Fellows of the Royal Society are elected for life through a peer review process that culminates in a vote by existing Fellows. The main criterion for election as a Fellow is scientific excellence.
 
==Politics==
 
The Royal Society has been increasingly involved in politics from a [[liberal]] position; for example, they wrote a letter to [[Exxon]] telling it to stop opposing the [[liberal]] view of [[global warming]].<ref>http://business.guardian.co.uk/story/0,,1876540,00.html</ref><ref>http://www.royalsoc.ac.uk/page.asp?id=2210</ref>
 
  
 
==Current Fellows==
 
==Current Fellows==

Revision as of 23:22, 12 October 2007

The Royal Society is Britain's preeminent scientific institution. It was founded in 1660, and early Fellows included Christopher Wren, Robert Boyle, Robert Hooke and Isaac Newton.
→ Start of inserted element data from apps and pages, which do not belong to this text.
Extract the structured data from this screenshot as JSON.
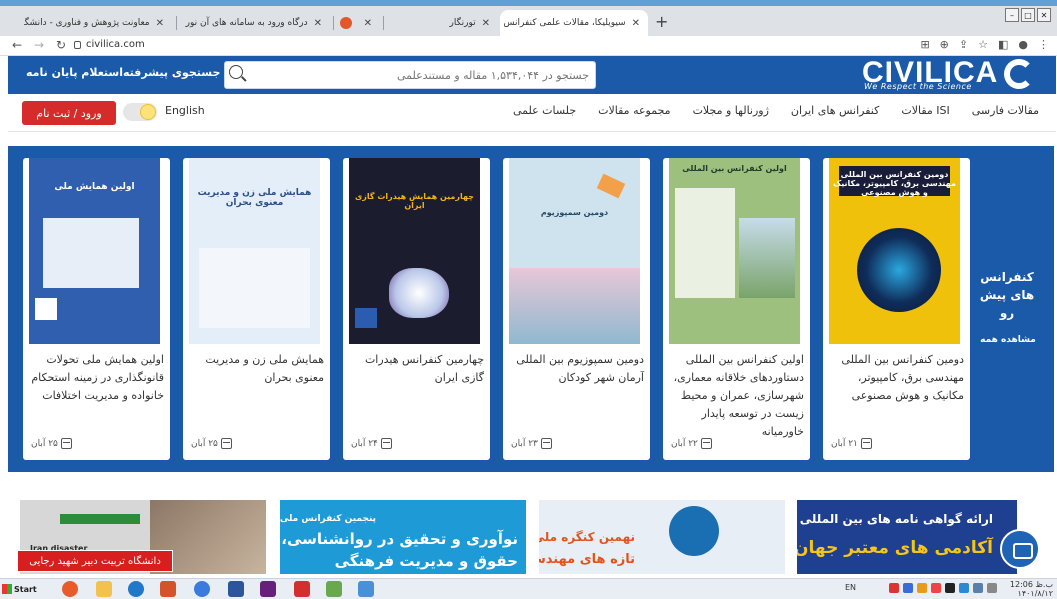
{
  "browser": {
    "tabs": [
      {
        "title": "معاونت پژوهش و فناوری - دانشگا",
        "active": false
      },
      {
        "title": "درگاه ورود به سامانه های آن نور",
        "active": false
      },
      {
        "title": "",
        "active": false
      },
      {
        "title": "تورنگار",
        "active": false
      },
      {
        "title": "سیویلیکا، مقالات علمی کنفرانس و",
        "active": true
      }
    ],
    "url": "civilica.com"
  },
  "site": {
    "logo_text": "CIVILICA",
    "tagline": "We Respect the Science",
    "search_placeholder": "جستجو در ۱,۵۳۴,۰۴۴ مقاله و مستندعلمی",
    "advanced_search": "جستجوی پیشرفته",
    "thesis_inquiry": "استعلام پایان نامه",
    "nav": [
      "مقالات فارسی",
      "مقالات ISI",
      "کنفرانس های ایران",
      "ژورنالها و مجلات",
      "مجموعه مقالات",
      "جلسات علمی"
    ],
    "login": "ورود / ثبت نام",
    "language": "English"
  },
  "conferences": {
    "heading": "کنفرانس های پیش رو",
    "see_all": "مشاهده همه",
    "cards": [
      {
        "title": "دومین کنفرانس بین المللی مهندسی برق، کامپیوتر، مکانیک و هوش مصنوعی",
        "date": "۲۱ آبان",
        "poster_color": "#f0c10a",
        "poster_text": "دومین کنفرانس بین المللی مهندسی برق، کامپیوتر، مکانیک و هوش مصنوعی"
      },
      {
        "title": "اولین کنفرانس بین المللی دستاوردهای خلاقانه معماری، شهرسازی، عمران و محیط زیست در توسعه پایدار خاورمیانه",
        "date": "۲۲ آبان",
        "poster_color": "#9dc07e",
        "poster_text": "اولین کنفرانس بین المللی"
      },
      {
        "title": "دومین سمپوزیوم بین المللی آرمان شهر کودکان",
        "date": "۲۳ آبان",
        "poster_color": "#cfe3ef",
        "poster_text": "دومین سمپوزیوم"
      },
      {
        "title": "چهارمین کنفرانس هیدرات گازی ایران",
        "date": "۲۴ آبان",
        "poster_color": "#1b1d2e",
        "poster_text": "چهارمین همایش هیدرات گازی ایران"
      },
      {
        "title": "همایش ملی زن و مدیریت معنوی بحران",
        "date": "۲۵ آبان",
        "poster_color": "#e3eef8",
        "poster_text": "همایش ملی زن و مدیریت معنوی بحران"
      },
      {
        "title": "اولین همایش ملی تحولات قانونگذاری در زمینه استحکام خانواده و مدیریت اختلافات",
        "date": "۲۵ آبان",
        "poster_color": "#2f5fae",
        "poster_text": "اولین همایش ملی"
      }
    ]
  },
  "ads": [
    {
      "text": "ارائه گواهی نامه های بین المللی",
      "text2": "آکادمی های معتبر جهان",
      "bg": "#1f3f91"
    },
    {
      "text": "نهمین کنگره ملی",
      "text2": "تازه های مهندسی برق",
      "bg": "#1a6fb3"
    },
    {
      "text": "پنجمین کنفرانس ملی",
      "text2": "نوآوری و تحقیق در روانشناسی،",
      "text3": "حقوق و مدیریت فرهنگی",
      "bg": "#1e9ad6"
    },
    {
      "text": "Iran disaster",
      "bg": "#c9c9c9"
    }
  ],
  "university_label": "دانشگاه تربیت دبیر شهید رجایی",
  "taskbar": {
    "start": "Start",
    "lang": "EN",
    "time": "12:06 ب.ظ",
    "date": "۱۴۰۱/۸/۱۲"
  }
}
Past presidents include Wren, Newton, Joseph Banks, Humphrey Davy, Lord Kelvin, Lord Lister and Ernest Rutherford.

Election Process

Fellows of the Royal Society are elected for life through a peer review process that culminates in a vote by existing Fellows. The main criterion for election as a Fellow is scientific excellence.

Current Fellows

Current Fellows include Jocelyn Bell Burnell, Richard Dawkins, Stephen Hawking, Harry Kroto, Tim Berners-Lee, Paul Nurse and John Sulston.

References


External Links

Royal Society